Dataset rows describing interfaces
┌────────

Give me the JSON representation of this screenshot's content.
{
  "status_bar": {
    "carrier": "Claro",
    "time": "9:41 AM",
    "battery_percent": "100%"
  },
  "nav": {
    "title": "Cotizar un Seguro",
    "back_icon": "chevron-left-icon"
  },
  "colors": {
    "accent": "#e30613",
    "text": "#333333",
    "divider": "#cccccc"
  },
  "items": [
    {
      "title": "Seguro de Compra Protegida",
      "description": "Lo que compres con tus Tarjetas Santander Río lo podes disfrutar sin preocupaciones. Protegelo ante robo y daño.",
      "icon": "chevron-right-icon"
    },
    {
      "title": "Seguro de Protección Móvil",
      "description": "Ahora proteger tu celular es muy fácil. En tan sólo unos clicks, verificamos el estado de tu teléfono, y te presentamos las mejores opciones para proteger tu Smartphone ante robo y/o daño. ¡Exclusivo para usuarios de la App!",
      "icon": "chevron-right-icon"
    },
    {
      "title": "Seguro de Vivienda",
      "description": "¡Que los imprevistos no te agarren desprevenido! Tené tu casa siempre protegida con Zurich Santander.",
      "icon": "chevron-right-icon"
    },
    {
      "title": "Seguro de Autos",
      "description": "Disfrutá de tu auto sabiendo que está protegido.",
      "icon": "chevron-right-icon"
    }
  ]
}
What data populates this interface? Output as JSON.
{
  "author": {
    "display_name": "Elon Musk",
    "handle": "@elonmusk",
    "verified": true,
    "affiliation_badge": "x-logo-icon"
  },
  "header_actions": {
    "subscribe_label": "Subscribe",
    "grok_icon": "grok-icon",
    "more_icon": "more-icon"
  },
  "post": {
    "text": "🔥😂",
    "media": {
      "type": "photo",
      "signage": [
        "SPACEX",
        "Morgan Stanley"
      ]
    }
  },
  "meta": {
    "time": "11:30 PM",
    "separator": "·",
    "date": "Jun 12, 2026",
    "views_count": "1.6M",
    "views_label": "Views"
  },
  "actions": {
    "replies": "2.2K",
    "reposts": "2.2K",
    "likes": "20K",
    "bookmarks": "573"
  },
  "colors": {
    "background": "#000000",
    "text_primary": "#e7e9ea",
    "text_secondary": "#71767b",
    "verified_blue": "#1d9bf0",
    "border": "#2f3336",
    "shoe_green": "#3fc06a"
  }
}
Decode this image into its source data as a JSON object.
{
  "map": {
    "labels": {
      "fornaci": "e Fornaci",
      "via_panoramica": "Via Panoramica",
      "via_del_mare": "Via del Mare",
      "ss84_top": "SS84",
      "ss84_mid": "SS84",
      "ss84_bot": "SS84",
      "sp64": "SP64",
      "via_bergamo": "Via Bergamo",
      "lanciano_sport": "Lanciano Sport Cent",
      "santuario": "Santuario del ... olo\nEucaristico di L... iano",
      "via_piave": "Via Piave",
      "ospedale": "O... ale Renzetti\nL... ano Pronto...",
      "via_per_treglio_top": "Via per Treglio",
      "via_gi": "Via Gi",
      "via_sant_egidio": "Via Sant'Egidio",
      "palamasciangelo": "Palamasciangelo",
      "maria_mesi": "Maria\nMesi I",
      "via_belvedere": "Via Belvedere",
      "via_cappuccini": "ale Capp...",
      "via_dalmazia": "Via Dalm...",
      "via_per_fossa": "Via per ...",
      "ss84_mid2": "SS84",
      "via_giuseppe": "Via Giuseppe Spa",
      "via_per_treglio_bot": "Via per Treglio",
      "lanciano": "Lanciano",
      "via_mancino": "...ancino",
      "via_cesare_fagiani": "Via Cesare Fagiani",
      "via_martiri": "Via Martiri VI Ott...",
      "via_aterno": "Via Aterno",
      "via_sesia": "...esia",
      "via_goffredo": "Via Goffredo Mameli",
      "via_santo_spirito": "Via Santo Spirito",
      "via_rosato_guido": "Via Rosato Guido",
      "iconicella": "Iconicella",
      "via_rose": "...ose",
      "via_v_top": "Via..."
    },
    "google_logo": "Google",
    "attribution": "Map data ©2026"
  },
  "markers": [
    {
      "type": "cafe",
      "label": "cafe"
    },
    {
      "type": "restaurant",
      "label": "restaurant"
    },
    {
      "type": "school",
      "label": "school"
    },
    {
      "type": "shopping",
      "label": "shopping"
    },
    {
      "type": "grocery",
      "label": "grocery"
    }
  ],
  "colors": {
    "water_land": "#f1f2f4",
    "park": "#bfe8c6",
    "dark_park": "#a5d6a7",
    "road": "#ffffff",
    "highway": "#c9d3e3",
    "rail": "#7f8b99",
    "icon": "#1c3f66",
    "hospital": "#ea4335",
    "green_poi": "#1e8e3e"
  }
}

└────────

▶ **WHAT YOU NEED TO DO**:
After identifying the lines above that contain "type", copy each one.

▶ **SOLVED EXERCISE**:
      "type": "photo",
      "type": "cafe",
      "type": "restaurant",
      "type": "school",
      "type": "shopping",
      "type": "grocery",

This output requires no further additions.